Your task —
What is needed is a copy of each line in the listing that contains "JSON".

Task inputs —
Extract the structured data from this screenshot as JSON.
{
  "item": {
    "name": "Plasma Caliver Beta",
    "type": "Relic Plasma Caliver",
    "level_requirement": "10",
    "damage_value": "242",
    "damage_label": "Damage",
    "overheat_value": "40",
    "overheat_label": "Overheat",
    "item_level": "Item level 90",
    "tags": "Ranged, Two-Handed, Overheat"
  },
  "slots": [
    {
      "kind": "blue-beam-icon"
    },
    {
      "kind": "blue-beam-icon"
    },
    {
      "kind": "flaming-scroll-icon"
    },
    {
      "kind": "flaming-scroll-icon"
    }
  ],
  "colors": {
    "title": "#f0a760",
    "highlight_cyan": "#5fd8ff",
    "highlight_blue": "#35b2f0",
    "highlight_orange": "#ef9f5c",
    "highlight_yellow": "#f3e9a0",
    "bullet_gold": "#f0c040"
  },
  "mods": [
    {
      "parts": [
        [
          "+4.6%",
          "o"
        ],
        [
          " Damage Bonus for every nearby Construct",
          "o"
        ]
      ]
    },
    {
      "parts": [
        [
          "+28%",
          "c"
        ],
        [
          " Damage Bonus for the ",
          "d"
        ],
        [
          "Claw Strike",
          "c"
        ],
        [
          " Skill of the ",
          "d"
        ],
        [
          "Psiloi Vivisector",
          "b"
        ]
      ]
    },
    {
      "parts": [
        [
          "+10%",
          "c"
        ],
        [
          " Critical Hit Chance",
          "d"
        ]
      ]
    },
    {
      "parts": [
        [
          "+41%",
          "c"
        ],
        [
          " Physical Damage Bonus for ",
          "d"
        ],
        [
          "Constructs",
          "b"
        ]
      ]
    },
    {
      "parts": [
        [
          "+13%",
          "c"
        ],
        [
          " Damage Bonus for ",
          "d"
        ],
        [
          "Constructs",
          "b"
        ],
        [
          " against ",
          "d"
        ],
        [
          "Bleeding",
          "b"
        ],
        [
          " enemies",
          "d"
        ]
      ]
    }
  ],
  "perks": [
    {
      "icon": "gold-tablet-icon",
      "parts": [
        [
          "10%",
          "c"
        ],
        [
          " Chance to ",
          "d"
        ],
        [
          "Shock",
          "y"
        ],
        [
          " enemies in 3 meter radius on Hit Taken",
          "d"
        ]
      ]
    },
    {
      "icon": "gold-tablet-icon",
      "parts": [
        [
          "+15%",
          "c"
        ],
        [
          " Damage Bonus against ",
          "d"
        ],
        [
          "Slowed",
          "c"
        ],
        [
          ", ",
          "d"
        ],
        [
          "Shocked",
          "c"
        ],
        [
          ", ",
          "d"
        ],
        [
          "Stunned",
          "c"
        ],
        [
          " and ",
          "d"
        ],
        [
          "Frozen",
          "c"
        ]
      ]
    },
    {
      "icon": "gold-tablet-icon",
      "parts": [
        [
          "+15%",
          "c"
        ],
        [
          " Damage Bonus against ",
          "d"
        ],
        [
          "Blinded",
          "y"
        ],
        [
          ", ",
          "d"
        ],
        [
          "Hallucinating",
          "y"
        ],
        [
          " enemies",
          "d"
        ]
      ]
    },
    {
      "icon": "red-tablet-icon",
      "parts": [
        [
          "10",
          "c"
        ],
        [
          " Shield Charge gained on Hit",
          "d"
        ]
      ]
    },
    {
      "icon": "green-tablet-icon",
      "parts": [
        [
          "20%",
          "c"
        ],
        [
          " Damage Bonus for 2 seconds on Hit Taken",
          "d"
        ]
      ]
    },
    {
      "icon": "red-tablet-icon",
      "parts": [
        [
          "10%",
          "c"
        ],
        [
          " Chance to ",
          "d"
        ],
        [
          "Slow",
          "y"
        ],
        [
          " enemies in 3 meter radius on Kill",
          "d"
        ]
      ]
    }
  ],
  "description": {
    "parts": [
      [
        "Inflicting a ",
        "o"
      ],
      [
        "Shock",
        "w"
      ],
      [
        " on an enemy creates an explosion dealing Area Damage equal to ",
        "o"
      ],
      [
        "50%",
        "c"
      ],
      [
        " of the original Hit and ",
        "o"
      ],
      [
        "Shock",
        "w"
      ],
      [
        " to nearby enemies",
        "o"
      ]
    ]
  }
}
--
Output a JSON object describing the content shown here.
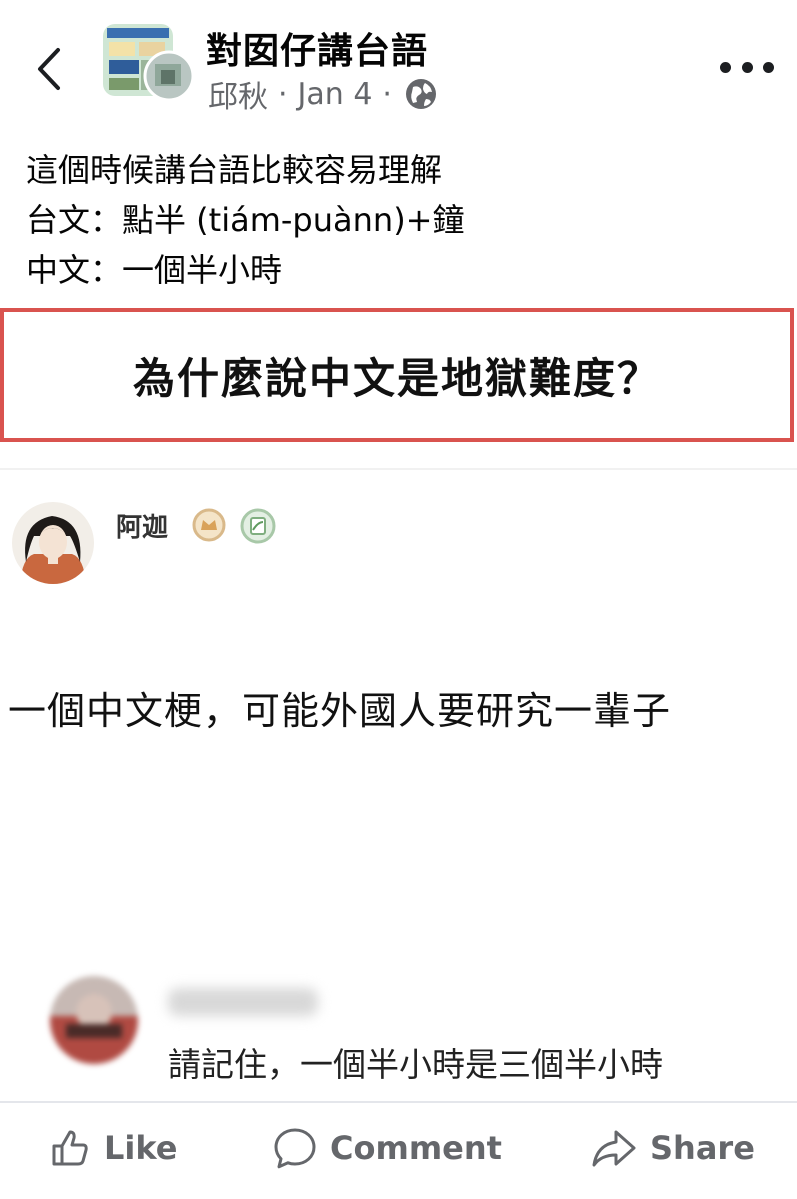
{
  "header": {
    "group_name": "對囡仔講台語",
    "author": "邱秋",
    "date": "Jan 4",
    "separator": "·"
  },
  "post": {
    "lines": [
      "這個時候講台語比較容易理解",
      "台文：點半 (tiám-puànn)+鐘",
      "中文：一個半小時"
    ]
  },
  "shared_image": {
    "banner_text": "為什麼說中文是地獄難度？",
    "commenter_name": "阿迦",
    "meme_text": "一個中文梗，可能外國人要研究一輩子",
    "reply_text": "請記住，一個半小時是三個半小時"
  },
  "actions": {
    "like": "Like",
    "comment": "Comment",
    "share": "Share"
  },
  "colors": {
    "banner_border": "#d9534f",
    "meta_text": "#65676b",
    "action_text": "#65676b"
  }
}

Expected answer —
Extract the structured data from this screenshot as JSON.
Output a JSON object describing the content shown here.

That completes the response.